TRY IT
Report, from the records below, every line where the word "kind" appears.

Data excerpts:
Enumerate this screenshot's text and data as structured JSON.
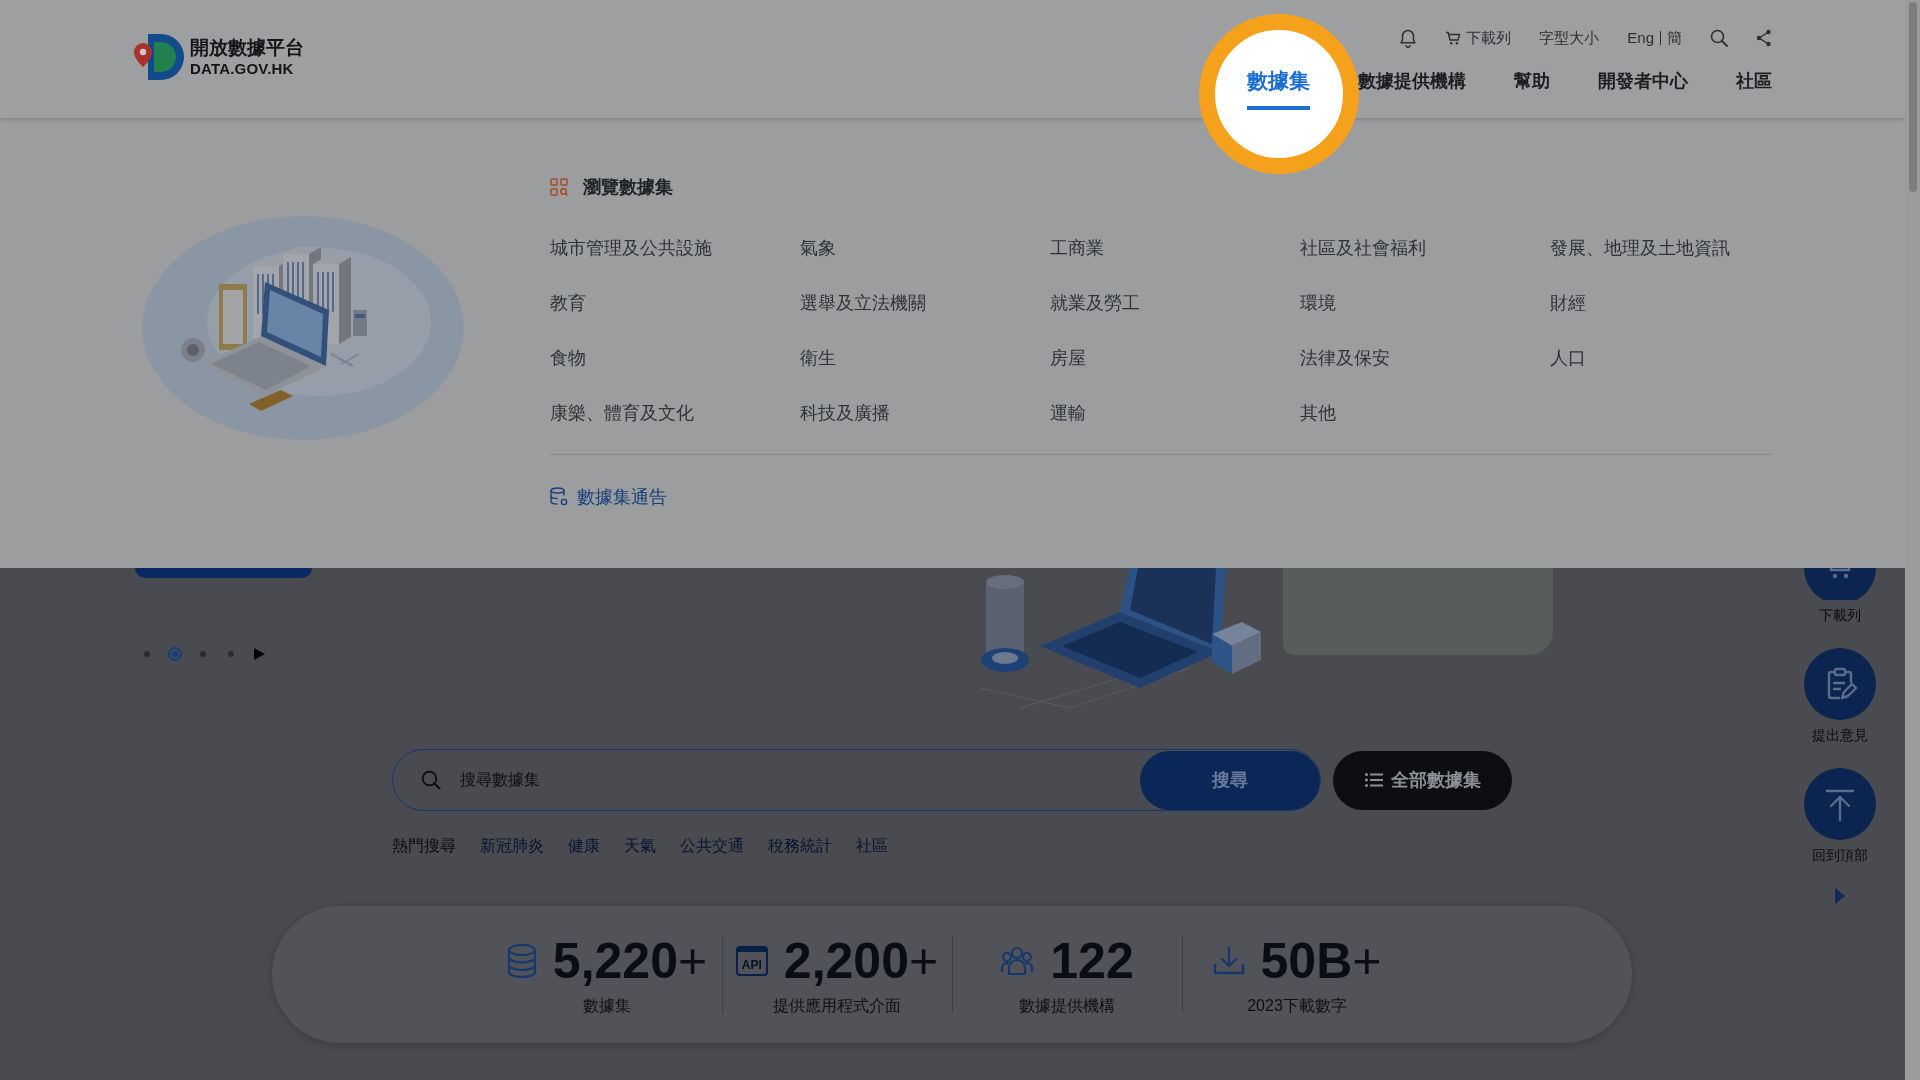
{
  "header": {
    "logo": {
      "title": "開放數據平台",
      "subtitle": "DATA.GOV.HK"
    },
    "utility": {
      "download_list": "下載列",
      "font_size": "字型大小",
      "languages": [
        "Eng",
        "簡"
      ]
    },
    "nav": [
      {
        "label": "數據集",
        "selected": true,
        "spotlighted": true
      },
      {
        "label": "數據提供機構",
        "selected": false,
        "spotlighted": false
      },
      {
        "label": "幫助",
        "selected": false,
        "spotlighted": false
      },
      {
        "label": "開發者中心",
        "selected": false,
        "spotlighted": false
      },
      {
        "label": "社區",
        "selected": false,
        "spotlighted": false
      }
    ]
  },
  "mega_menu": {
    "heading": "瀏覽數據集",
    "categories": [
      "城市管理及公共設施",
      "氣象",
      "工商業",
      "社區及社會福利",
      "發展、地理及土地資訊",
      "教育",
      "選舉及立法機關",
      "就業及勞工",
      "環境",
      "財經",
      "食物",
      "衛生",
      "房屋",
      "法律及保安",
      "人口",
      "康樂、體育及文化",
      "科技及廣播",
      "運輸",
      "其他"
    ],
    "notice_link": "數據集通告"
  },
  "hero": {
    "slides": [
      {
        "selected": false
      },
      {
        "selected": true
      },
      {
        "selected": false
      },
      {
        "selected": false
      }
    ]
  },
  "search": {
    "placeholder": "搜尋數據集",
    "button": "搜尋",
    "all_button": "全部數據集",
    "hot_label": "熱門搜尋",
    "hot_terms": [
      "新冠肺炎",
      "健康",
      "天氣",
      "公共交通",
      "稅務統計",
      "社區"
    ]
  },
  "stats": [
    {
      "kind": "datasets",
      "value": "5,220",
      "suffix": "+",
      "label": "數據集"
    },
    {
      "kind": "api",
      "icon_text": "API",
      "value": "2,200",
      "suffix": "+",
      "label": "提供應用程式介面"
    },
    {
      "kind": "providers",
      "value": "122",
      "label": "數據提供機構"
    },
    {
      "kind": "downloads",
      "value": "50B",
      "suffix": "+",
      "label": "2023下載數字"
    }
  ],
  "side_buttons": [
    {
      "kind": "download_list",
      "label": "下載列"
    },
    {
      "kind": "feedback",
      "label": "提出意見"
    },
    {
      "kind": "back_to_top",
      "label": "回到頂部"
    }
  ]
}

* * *

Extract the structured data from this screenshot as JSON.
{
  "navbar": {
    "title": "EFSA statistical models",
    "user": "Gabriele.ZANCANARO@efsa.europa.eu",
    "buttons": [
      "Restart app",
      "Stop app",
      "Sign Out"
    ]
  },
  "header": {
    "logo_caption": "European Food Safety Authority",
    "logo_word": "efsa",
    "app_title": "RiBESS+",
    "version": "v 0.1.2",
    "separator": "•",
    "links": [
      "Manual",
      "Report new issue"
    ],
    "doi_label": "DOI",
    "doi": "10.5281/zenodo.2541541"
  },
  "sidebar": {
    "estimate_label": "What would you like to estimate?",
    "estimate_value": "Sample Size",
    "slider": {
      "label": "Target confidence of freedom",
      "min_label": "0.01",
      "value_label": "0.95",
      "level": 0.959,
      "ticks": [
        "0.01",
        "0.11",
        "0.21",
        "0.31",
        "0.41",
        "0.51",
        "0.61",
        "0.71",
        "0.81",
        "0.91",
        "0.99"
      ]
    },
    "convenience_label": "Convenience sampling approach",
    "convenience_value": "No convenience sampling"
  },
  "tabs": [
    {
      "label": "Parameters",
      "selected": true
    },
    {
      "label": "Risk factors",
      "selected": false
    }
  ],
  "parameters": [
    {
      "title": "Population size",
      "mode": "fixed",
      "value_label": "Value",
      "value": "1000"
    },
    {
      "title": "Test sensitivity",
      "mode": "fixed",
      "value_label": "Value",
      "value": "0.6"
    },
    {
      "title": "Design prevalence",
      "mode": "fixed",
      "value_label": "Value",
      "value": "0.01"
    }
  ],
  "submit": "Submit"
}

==

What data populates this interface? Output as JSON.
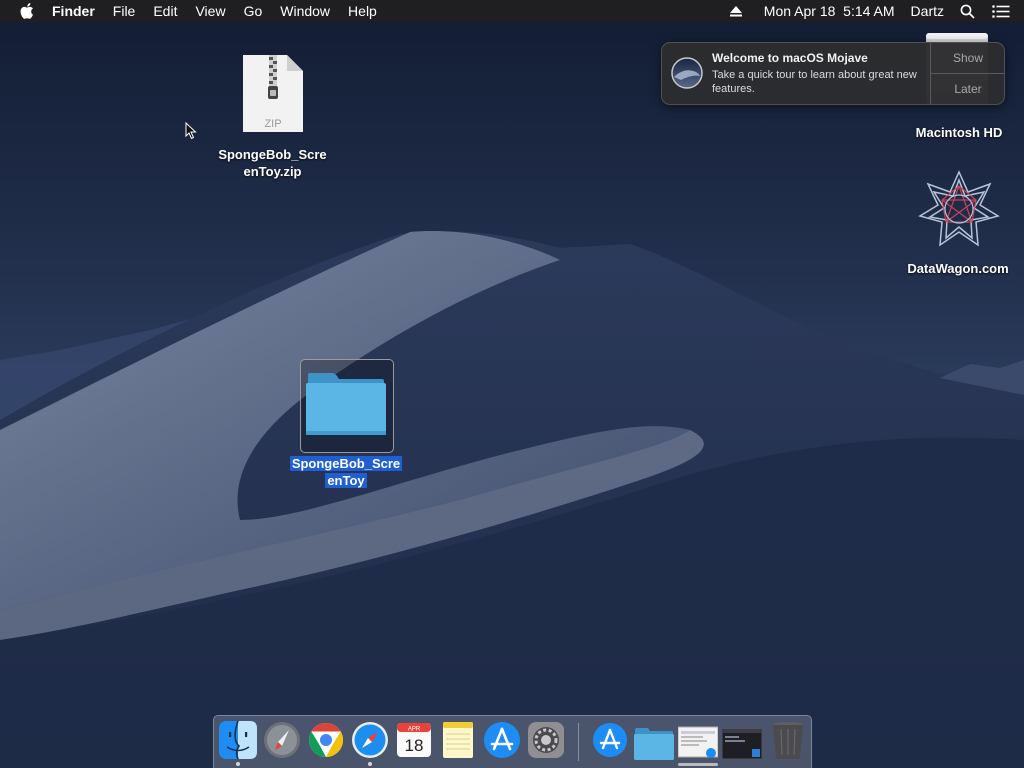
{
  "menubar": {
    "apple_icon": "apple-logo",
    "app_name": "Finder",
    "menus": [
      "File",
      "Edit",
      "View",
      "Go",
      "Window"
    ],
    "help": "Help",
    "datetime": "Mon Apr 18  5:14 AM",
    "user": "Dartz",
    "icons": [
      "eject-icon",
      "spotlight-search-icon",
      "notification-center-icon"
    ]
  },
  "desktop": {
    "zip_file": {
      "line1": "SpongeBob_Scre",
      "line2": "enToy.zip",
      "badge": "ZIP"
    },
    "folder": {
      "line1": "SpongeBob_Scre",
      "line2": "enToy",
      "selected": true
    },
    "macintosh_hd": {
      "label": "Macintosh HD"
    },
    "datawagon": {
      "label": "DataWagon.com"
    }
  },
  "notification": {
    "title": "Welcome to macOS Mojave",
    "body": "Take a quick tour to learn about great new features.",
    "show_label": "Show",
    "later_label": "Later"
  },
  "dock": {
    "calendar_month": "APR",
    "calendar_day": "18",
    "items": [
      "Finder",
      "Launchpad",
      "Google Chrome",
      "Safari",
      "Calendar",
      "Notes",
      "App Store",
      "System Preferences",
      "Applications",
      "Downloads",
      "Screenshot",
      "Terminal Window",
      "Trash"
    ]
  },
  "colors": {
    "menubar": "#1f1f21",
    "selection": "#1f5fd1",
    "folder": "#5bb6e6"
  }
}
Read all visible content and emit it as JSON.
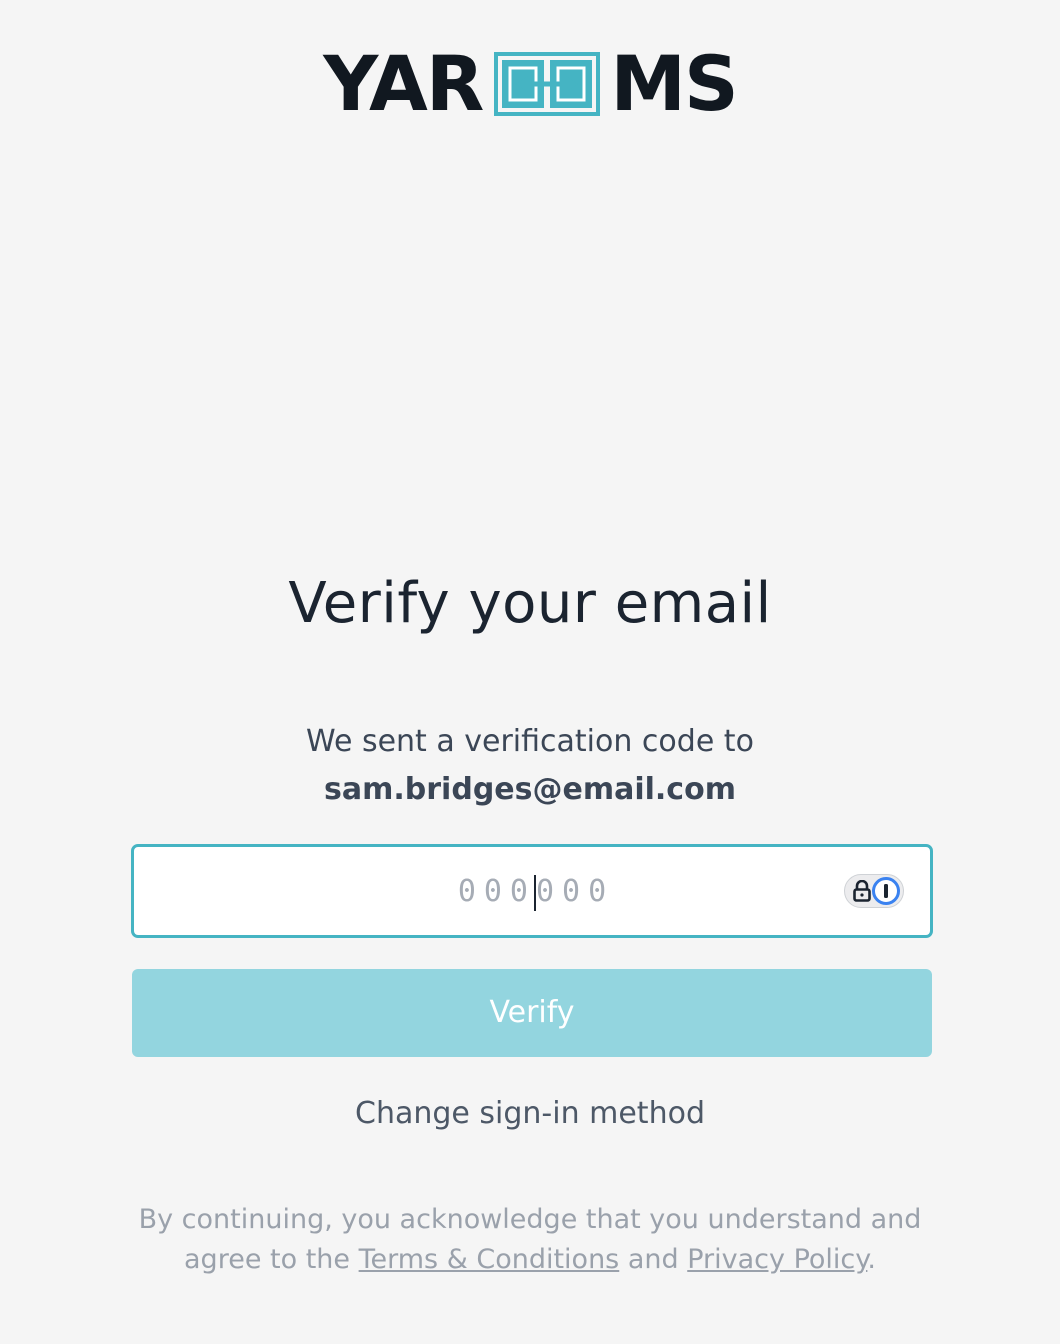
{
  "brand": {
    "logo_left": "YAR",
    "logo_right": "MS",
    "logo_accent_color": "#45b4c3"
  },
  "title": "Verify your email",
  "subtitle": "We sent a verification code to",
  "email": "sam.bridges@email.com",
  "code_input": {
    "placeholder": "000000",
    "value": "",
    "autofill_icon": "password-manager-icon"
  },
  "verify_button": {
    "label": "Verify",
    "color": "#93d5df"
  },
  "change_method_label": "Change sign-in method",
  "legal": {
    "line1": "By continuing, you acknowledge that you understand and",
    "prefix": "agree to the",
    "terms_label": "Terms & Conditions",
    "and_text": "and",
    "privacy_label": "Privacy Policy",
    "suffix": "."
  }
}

ANSWER SECTION
      "kind": "datasets",
      "kind": "api",
      "kind": "providers",
      "kind": "downloads",
      "kind": "download_list",
      "kind": "feedback",
      "kind": "back_to_top",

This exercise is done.